RECORDS SHOWN >>
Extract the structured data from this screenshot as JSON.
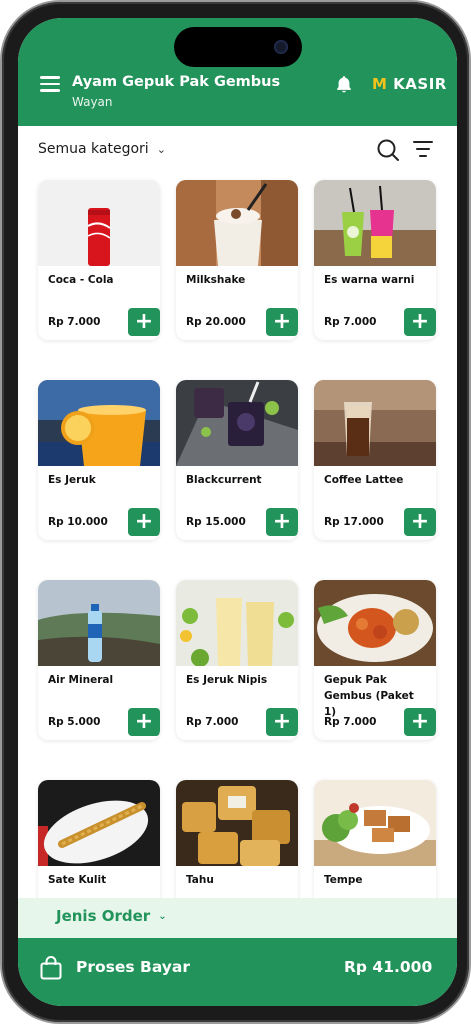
{
  "header": {
    "store_name": "Ayam Gepuk Pak Gembus",
    "cashier_name": "Wayan",
    "brand_prefix": "M",
    "brand_name": "KASIR",
    "brand_accent": "#f3c21b",
    "color": "#22935a"
  },
  "toolbar": {
    "category": "Semua kategori"
  },
  "products": [
    {
      "name": "Coca - Cola",
      "price": "Rp 7.000",
      "add": "+"
    },
    {
      "name": "Milkshake",
      "price": "Rp 20.000",
      "add": "+"
    },
    {
      "name": "Es warna warni",
      "price": "Rp 7.000",
      "add": "+"
    },
    {
      "name": "Es Jeruk",
      "price": "Rp 10.000",
      "add": "+"
    },
    {
      "name": "Blackcurrent",
      "price": "Rp 15.000",
      "add": "+"
    },
    {
      "name": "Coffee Lattee",
      "price": "Rp 17.000",
      "add": "+"
    },
    {
      "name": "Air Mineral",
      "price": "Rp 5.000",
      "add": "+"
    },
    {
      "name": "Es Jeruk Nipis",
      "price": "Rp 7.000",
      "add": "+"
    },
    {
      "name": "Gepuk Pak Gembus (Paket 1)",
      "price": "Rp 7.000",
      "add": "+"
    },
    {
      "name": "Sate Kulit",
      "price": "",
      "add": ""
    },
    {
      "name": "Tahu",
      "price": "",
      "add": ""
    },
    {
      "name": "Tempe",
      "price": "",
      "add": ""
    }
  ],
  "order": {
    "label": "Jenis Order"
  },
  "pay": {
    "label": "Proses Bayar",
    "total": "Rp 41.000"
  }
}
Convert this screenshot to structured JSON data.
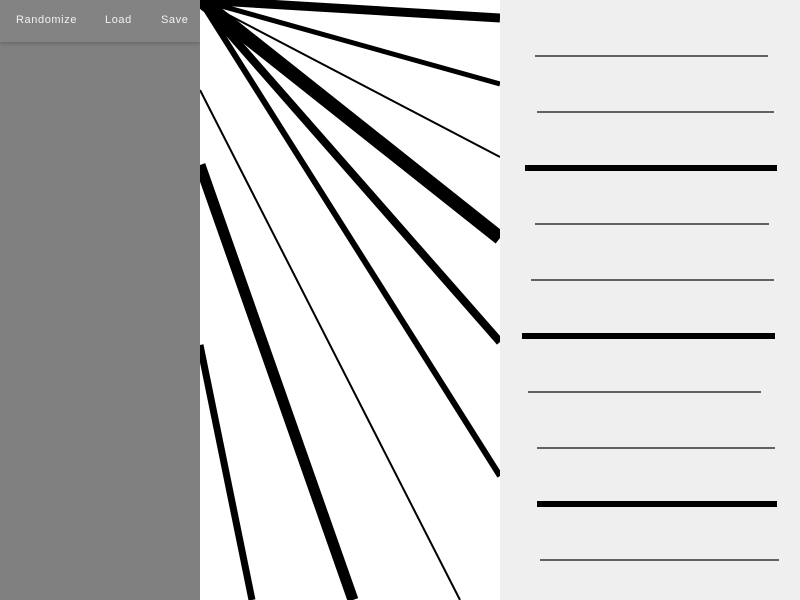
{
  "toolbar": {
    "randomize_label": "Randomize",
    "load_label": "Load",
    "save_label": "Save"
  },
  "colors": {
    "left_panel": "#808080",
    "toolbar": "#838383",
    "toolbar_text": "#f0f0f0",
    "canvas_bg": "#ffffff",
    "right_panel_bg": "#efefef",
    "stroke": "#000000",
    "thin_stroke": "#444444"
  }
}
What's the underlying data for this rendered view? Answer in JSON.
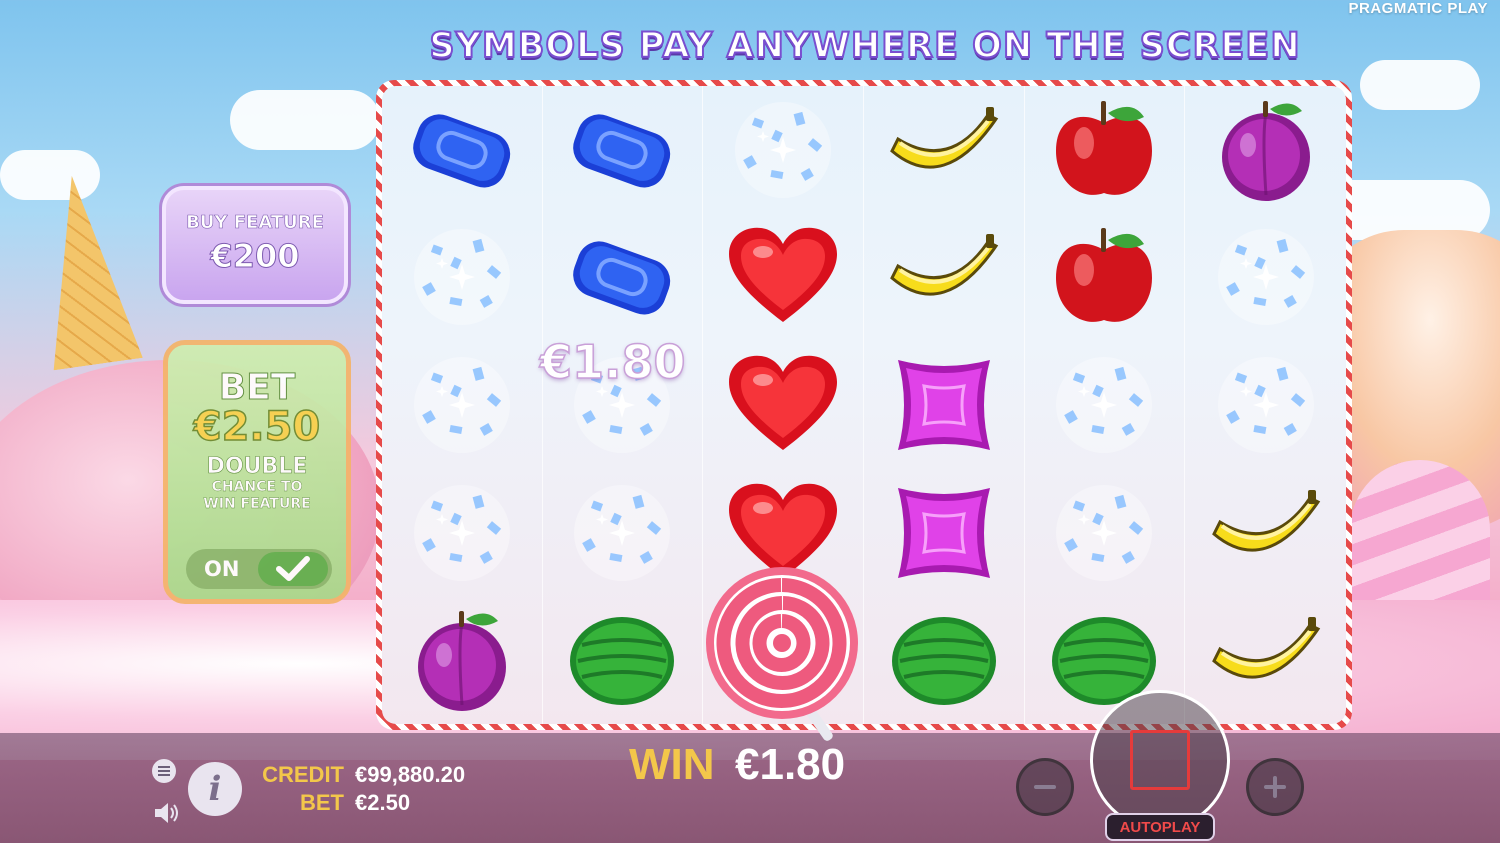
{
  "provider_logo": "PRAGMATIC PLAY",
  "banner_text": "SYMBOLS PAY ANYWHERE ON THE SCREEN",
  "buy_feature": {
    "title": "BUY FEATURE",
    "price": "€200"
  },
  "ante_bet": {
    "bet_label": "BET",
    "bet_amount": "€2.50",
    "double_label": "DOUBLE",
    "chance_line1": "CHANCE TO",
    "chance_line2": "WIN FEATURE",
    "toggle_label": "ON",
    "toggle_state": true
  },
  "floating_win": "€1.80",
  "reels": [
    [
      "blue-candy",
      "exploding",
      "exploding",
      "exploding",
      "purple-plum"
    ],
    [
      "blue-candy",
      "blue-candy",
      "exploding",
      "exploding",
      "green-melon"
    ],
    [
      "exploding",
      "red-heart",
      "red-heart",
      "red-heart",
      "lollipop-scatter"
    ],
    [
      "yellow-banana",
      "yellow-banana",
      "purple-square",
      "purple-square",
      "green-melon"
    ],
    [
      "red-apple",
      "red-apple",
      "exploding",
      "exploding",
      "green-melon"
    ],
    [
      "purple-plum",
      "exploding",
      "exploding",
      "yellow-banana",
      "yellow-banana"
    ]
  ],
  "bottom_bar": {
    "credit_label": "CREDIT",
    "credit_value": "€99,880.20",
    "bet_label": "BET",
    "bet_value": "€2.50",
    "win_label": "WIN",
    "win_value": "€1.80",
    "autoplay_label": "AUTOPLAY"
  },
  "icons": {
    "menu": "menu-icon",
    "sound": "speaker-icon",
    "info": "info-icon",
    "minus": "minus-icon",
    "plus": "plus-icon",
    "stop": "stop-icon",
    "check": "check-icon"
  },
  "colors": {
    "accent_gold": "#f3c74a",
    "stop_red": "#e53b3b",
    "frame_red": "#e64a4a"
  }
}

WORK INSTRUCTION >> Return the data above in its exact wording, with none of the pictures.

RESULT BELOW >>
Extract the structured data from this screenshot as JSON.
{
  "header": {
    "store_name": "Ayam Gepuk Pak Gembus",
    "cashier_name": "Wayan",
    "brand_prefix": "M",
    "brand_name": "KASIR",
    "brand_accent": "#f3c21b",
    "color": "#22935a"
  },
  "toolbar": {
    "category": "Semua kategori"
  },
  "products": [
    {
      "name": "Coca - Cola",
      "price": "Rp 7.000",
      "add": "+"
    },
    {
      "name": "Milkshake",
      "price": "Rp 20.000",
      "add": "+"
    },
    {
      "name": "Es warna warni",
      "price": "Rp 7.000",
      "add": "+"
    },
    {
      "name": "Es Jeruk",
      "price": "Rp 10.000",
      "add": "+"
    },
    {
      "name": "Blackcurrent",
      "price": "Rp 15.000",
      "add": "+"
    },
    {
      "name": "Coffee Lattee",
      "price": "Rp 17.000",
      "add": "+"
    },
    {
      "name": "Air Mineral",
      "price": "Rp 5.000",
      "add": "+"
    },
    {
      "name": "Es Jeruk Nipis",
      "price": "Rp 7.000",
      "add": "+"
    },
    {
      "name": "Gepuk Pak Gembus (Paket 1)",
      "price": "Rp 7.000",
      "add": "+"
    },
    {
      "name": "Sate Kulit",
      "price": "",
      "add": ""
    },
    {
      "name": "Tahu",
      "price": "",
      "add": ""
    },
    {
      "name": "Tempe",
      "price": "",
      "add": ""
    }
  ],
  "order": {
    "label": "Jenis Order"
  },
  "pay": {
    "label": "Proses Bayar",
    "total": "Rp 41.000"
  }
}
Convert this screenshot to structured JSON data.
{
  "toolbar": {
    "randomize_label": "Randomize",
    "load_label": "Load",
    "save_label": "Save"
  },
  "colors": {
    "left_panel": "#808080",
    "toolbar": "#838383",
    "toolbar_text": "#f0f0f0",
    "canvas_bg": "#ffffff",
    "right_panel_bg": "#efefef",
    "stroke": "#000000",
    "thin_stroke": "#444444"
  }
}
What's the underlying data for this rendered view? Answer in JSON.
{
  "provider_logo": "PRAGMATIC PLAY",
  "banner_text": "SYMBOLS PAY ANYWHERE ON THE SCREEN",
  "buy_feature": {
    "title": "BUY FEATURE",
    "price": "€200"
  },
  "ante_bet": {
    "bet_label": "BET",
    "bet_amount": "€2.50",
    "double_label": "DOUBLE",
    "chance_line1": "CHANCE TO",
    "chance_line2": "WIN FEATURE",
    "toggle_label": "ON",
    "toggle_state": true
  },
  "floating_win": "€1.80",
  "reels": [
    [
      "blue-candy",
      "exploding",
      "exploding",
      "exploding",
      "purple-plum"
    ],
    [
      "blue-candy",
      "blue-candy",
      "exploding",
      "exploding",
      "green-melon"
    ],
    [
      "exploding",
      "red-heart",
      "red-heart",
      "red-heart",
      "lollipop-scatter"
    ],
    [
      "yellow-banana",
      "yellow-banana",
      "purple-square",
      "purple-square",
      "green-melon"
    ],
    [
      "red-apple",
      "red-apple",
      "exploding",
      "exploding",
      "green-melon"
    ],
    [
      "purple-plum",
      "exploding",
      "exploding",
      "yellow-banana",
      "yellow-banana"
    ]
  ],
  "bottom_bar": {
    "credit_label": "CREDIT",
    "credit_value": "€99,880.20",
    "bet_label": "BET",
    "bet_value": "€2.50",
    "win_label": "WIN",
    "win_value": "€1.80",
    "autoplay_label": "AUTOPLAY"
  },
  "icons": {
    "menu": "menu-icon",
    "sound": "speaker-icon",
    "info": "info-icon",
    "minus": "minus-icon",
    "plus": "plus-icon",
    "stop": "stop-icon",
    "check": "check-icon"
  },
  "colors": {
    "accent_gold": "#f3c74a",
    "stop_red": "#e53b3b",
    "frame_red": "#e64a4a"
  }
}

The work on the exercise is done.